▶ _WHAT TO DO_:
Below is a block of records; please copy all of them exactly.

[EXERCISE MATERIAL Boundary: Start]

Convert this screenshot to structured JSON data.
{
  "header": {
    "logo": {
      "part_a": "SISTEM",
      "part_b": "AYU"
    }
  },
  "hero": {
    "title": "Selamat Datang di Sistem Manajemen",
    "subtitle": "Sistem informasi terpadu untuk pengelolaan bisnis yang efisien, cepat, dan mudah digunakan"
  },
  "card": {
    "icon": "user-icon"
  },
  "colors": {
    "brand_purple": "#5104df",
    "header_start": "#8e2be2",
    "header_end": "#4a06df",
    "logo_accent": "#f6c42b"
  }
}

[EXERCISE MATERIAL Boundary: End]

▶ _YOUR SOLUTION_:
Convert this screenshot to structured JSON data.
{
  "header": {
    "logo": {
      "part_a": "SISTEM",
      "part_b": "AYU"
    }
  },
  "hero": {
    "title": "Selamat Datang di Sistem Manajemen",
    "subtitle": "Sistem informasi terpadu untuk pengelolaan bisnis yang efisien, cepat, dan mudah digunakan"
  },
  "card": {
    "icon": "user-icon"
  },
  "colors": {
    "brand_purple": "#5104df",
    "header_start": "#8e2be2",
    "header_end": "#4a06df",
    "logo_accent": "#f6c42b"
  }
}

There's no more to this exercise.